Memorandum of Conversation, by Mr. Milton Barall of the Office of South American Affairs
Subject: Increased shipping cost for Chilean nitrate
|Participants:||Señor Felix Nieto del Río, Chilean Ambassador|
|Señor Mario Rodríguez, Minister Counselor, Chilean Embassy|
|Mr. Doetsch, President, Chilean Nitrate Sales Corporation|
|Mr. Miller, Assistant Secretary, Inter-American Affairs|
|Mr. Barall, Chile Desk Officer|
The Chileans discussed the nitrate industry in general terms as outlined in memorandum of April 25 which was sent from the Nitrate and Iodine Sales Corporation of Chile to the Chilean Nitrate Sales [Page 1282]Corporation located at 120 Broadway, New York City. The Chileans raised the problem of an increase in the cost of ocean transportation which may make it impossible for Chilean nitrate to be sold at the ceiling price in the United States market or to compete with synthetics if the ceiling price should be raised. They claim that the present conference rate of $8.50 per ton to Atlantic and Gulf ports which is applicable to 40 percent of Chilean nitrate shipments, combined with the time and rate charters which carry the remaining 60 percent at lower rates, bring the average transportation per long ton to $7.80 for 1950–51. These terms expire June 30, 1951 and, because of a current shortage of available shipping, tramp steamers, generally not under United States registry and not subject to any United States control, are increasing their freight rates to about $15.00 per ton. If no action is taken to solve this problem the effect on the Chilean economy would be ruinous and a shortage of fertilizer in the United States would probably occur before synthetic production could be increased.
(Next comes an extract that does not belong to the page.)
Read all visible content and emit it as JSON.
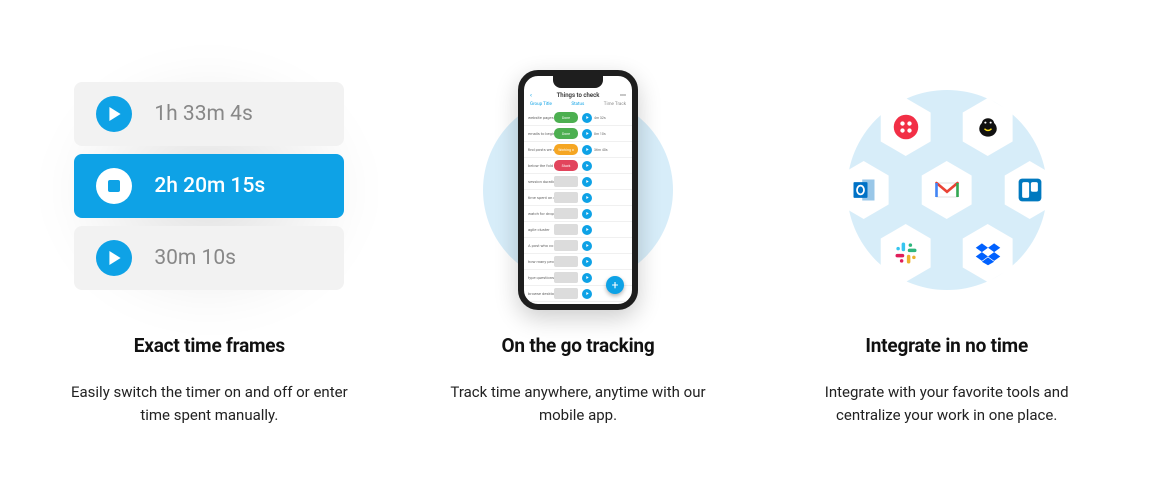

Mr. Miller explained that any sharp increase in price was imposed by tramp vessels not under the control of the United States and therefore this was not a problem which could be easily solved by this government. However, the United States would examine any concrete proposal made by the Chileans to help the nitrate industry solve the problem. Mr. Doetsch stated that he thought it was possible that some arrangement could be worked out through the National Shipping Authority whereby vessels could be made available for operation under the NSA to carry Chilean nitrate at reasonable rates. He stated that he had no details on how this could be done although he understood that certain commodities were already being shipped under similar arrangements.
Mr. Miller stated that the Department would look into the situation to see if something could be done through the NSA to help the Chileans.
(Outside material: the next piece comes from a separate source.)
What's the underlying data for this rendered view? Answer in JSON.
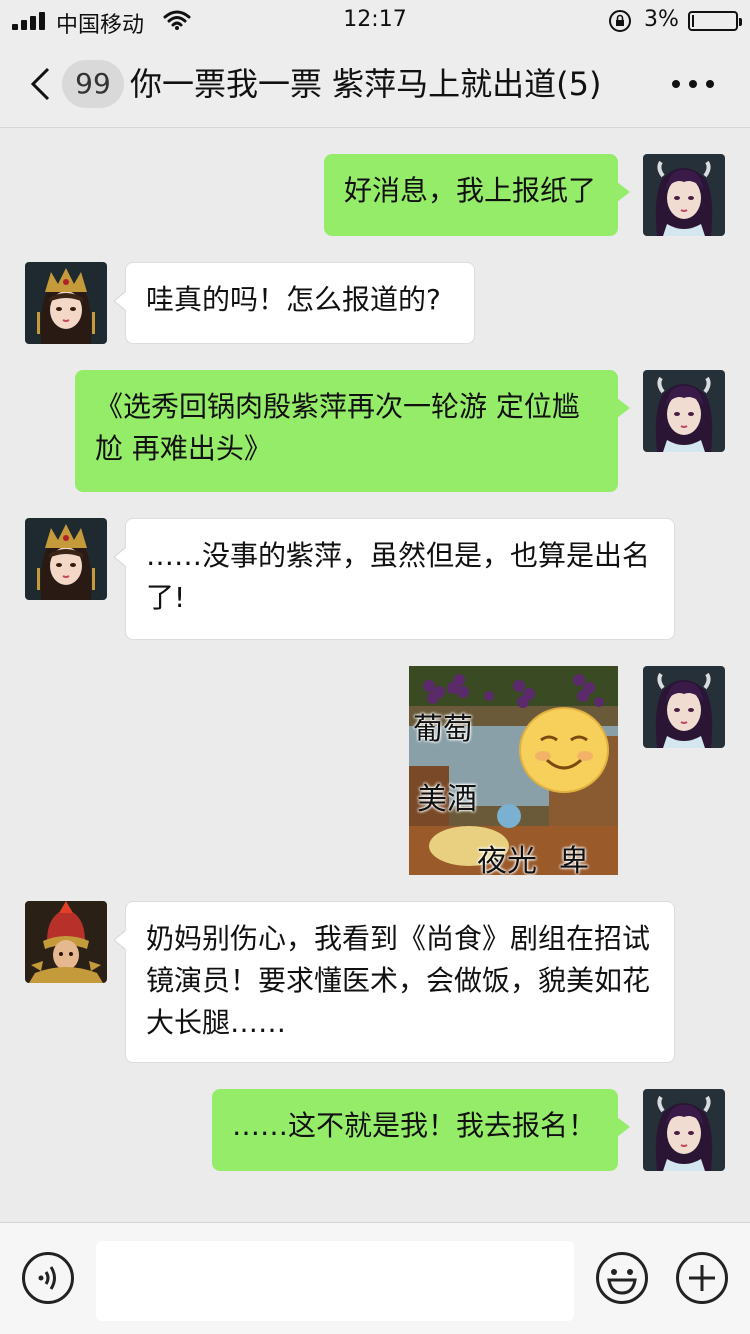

After investigation, a letter1 from Mr. Radius2 to Admiral Cochrane3 was prepared requesting investigation of the possibility of allocating shipping space for the transportation of nitrate from Chile to the United States under arrangements similar to those now in effect whereby certain ships under the NSA transport coal and grain under “general agency” agreements.